── Exercise inputs

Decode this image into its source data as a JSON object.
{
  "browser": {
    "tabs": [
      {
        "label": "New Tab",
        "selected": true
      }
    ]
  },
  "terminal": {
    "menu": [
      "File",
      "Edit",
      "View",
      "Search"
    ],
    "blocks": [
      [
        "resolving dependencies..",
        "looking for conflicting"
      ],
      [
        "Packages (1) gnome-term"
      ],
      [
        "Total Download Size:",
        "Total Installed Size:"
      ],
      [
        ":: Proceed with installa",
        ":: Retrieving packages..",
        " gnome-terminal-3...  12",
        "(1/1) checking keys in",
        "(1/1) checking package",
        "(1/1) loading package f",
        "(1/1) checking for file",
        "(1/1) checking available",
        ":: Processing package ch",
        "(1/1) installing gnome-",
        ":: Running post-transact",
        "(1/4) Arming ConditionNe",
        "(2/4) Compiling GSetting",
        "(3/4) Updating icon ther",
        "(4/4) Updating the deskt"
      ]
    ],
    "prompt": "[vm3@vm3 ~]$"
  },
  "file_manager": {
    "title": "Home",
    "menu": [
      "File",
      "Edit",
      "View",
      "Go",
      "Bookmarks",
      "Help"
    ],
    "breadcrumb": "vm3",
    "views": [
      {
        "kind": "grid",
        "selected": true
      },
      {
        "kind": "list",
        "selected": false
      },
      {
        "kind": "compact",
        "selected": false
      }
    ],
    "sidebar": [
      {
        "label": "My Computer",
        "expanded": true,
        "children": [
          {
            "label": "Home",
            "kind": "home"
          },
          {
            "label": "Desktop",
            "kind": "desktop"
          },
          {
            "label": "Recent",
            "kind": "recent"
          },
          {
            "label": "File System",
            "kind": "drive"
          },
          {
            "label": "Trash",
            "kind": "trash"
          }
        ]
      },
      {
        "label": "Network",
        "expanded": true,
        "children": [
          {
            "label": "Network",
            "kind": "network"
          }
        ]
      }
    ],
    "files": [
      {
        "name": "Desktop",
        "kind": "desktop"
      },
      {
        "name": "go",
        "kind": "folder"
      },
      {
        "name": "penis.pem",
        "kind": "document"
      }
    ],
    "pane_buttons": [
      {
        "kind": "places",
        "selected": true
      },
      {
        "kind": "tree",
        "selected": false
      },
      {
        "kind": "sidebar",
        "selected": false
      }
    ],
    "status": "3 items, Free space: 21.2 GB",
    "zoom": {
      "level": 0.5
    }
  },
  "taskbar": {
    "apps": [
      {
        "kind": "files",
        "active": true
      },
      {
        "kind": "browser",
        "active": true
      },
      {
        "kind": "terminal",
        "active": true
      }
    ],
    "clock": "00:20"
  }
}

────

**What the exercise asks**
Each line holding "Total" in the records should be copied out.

**Written reply**
        "Total Download Size:",
        "Total Installed Size:"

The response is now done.